Dataset extract —
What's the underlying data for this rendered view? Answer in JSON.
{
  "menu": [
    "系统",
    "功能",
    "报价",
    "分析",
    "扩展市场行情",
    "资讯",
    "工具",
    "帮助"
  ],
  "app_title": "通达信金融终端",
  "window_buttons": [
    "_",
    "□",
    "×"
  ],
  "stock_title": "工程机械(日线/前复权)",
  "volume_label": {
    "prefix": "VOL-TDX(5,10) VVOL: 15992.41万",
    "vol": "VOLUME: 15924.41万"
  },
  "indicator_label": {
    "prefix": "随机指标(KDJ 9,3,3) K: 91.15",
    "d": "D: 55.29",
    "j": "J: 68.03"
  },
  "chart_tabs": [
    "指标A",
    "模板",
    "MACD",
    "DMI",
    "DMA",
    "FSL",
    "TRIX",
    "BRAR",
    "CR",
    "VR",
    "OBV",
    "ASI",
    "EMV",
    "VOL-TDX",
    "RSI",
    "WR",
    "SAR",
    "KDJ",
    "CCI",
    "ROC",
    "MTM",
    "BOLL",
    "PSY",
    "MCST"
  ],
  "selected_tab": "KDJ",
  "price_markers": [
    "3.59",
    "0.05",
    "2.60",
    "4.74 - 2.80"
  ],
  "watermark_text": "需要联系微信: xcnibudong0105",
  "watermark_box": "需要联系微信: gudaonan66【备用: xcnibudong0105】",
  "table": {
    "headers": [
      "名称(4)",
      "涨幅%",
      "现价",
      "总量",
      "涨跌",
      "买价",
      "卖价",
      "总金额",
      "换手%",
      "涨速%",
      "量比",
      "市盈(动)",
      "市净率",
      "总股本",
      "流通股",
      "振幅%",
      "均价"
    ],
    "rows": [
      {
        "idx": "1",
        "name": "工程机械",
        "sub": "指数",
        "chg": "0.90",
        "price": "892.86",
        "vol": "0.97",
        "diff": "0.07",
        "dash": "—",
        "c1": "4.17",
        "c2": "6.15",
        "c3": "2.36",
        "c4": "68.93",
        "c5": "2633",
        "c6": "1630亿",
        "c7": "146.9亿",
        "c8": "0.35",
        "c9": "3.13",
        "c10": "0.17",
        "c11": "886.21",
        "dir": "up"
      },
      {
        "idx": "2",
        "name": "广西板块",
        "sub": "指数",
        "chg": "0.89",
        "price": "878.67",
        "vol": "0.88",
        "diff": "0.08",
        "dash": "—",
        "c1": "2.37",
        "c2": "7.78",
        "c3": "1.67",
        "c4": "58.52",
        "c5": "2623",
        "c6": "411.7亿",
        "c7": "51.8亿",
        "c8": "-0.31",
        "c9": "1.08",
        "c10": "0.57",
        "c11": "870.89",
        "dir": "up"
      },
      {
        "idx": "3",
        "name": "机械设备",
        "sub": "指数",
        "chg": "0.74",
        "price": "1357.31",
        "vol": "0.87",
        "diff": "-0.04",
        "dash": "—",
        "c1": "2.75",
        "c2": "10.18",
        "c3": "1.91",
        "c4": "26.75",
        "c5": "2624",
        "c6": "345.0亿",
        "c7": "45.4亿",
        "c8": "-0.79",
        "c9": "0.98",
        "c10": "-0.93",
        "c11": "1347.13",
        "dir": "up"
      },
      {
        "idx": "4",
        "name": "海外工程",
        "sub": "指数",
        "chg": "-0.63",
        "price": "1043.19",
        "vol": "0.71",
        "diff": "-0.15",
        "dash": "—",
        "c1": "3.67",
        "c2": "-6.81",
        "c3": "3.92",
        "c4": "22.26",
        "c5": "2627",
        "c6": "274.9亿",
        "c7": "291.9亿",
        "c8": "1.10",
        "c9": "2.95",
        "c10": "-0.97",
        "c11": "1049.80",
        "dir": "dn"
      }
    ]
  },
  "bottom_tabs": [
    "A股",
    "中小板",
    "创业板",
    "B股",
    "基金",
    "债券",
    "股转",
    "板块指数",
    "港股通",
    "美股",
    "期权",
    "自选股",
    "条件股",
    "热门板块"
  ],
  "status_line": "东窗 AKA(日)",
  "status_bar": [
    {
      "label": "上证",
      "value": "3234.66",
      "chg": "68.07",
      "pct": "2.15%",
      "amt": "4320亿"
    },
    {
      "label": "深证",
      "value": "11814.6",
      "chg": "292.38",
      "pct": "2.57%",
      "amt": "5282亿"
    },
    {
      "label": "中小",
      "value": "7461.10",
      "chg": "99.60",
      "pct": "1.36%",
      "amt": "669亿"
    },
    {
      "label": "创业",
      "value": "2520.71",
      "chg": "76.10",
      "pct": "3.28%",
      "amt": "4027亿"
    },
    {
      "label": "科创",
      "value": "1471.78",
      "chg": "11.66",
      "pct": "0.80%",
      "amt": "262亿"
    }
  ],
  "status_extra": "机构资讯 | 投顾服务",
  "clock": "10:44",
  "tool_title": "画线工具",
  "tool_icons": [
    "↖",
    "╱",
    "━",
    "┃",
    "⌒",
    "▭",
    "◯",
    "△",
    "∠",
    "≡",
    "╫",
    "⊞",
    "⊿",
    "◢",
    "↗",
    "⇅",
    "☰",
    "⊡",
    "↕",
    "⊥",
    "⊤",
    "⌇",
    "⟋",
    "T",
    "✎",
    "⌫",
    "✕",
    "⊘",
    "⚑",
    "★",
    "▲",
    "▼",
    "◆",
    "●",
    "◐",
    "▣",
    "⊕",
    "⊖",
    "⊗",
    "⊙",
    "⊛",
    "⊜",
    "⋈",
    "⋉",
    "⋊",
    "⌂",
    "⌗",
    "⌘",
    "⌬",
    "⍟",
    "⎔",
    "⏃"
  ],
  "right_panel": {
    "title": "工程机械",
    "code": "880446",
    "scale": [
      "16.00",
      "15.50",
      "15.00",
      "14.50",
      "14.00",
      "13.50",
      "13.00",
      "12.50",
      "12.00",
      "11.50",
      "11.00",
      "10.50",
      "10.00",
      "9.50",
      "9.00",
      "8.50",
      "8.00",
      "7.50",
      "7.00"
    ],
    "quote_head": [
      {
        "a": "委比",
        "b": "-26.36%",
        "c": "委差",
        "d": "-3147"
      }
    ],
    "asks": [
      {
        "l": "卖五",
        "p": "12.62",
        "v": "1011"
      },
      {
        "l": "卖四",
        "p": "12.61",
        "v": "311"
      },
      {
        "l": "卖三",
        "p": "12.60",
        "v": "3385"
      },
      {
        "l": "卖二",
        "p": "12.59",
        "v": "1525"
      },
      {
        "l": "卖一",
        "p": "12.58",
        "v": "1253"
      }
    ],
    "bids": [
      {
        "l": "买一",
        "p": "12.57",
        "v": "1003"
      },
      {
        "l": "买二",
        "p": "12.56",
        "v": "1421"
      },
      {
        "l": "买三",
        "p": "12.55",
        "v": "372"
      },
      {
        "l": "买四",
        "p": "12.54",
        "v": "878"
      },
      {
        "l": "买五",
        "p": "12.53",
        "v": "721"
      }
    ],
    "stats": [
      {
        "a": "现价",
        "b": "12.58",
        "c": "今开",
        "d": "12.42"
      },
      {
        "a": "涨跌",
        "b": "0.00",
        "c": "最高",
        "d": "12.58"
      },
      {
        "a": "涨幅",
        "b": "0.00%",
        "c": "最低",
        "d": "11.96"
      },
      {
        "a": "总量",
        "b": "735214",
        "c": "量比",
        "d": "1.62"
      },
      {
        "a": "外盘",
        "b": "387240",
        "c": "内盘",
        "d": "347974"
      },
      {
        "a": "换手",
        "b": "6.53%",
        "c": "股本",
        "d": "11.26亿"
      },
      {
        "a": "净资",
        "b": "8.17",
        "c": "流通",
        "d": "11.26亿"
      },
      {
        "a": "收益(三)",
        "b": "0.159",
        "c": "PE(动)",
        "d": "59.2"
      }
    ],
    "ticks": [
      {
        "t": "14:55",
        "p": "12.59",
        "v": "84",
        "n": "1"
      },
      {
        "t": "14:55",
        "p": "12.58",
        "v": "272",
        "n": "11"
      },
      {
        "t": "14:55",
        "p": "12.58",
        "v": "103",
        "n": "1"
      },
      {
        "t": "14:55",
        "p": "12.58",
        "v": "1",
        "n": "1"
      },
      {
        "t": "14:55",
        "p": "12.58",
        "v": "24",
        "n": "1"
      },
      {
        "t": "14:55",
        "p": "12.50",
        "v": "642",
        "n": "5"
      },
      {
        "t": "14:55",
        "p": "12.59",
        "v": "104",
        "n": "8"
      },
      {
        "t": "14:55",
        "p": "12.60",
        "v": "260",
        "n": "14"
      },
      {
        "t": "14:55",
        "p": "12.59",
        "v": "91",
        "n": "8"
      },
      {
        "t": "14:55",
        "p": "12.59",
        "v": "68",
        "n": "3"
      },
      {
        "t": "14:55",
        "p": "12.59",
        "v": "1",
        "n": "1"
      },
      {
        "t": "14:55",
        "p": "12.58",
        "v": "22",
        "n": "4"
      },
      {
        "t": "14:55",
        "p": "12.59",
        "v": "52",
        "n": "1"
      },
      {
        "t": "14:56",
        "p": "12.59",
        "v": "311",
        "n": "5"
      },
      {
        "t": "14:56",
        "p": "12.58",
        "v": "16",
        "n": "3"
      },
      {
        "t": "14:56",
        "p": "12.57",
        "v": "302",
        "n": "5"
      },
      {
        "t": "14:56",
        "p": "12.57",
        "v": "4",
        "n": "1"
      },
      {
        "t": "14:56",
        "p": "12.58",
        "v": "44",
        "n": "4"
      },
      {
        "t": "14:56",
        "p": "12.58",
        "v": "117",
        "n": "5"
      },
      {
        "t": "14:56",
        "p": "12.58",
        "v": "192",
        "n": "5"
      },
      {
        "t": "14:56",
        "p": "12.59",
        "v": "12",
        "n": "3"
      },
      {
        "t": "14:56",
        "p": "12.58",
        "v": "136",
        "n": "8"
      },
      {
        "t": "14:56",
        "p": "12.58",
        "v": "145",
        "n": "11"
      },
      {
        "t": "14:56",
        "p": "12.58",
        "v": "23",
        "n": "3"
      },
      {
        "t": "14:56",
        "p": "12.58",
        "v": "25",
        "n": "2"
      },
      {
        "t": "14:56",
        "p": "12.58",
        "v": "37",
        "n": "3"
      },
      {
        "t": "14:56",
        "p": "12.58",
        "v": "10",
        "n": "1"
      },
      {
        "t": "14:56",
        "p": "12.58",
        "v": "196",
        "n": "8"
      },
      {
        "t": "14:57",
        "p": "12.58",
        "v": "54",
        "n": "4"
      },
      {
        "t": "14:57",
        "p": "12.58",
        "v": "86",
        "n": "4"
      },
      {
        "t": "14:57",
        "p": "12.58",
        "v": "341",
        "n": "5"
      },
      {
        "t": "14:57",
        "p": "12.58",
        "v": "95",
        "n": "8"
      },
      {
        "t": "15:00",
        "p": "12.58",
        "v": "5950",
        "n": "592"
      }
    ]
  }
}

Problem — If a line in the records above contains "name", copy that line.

Completed task —
        "name": "工程机械",
        "name": "广西板块",
        "name": "机械设备",
        "name": "海外工程",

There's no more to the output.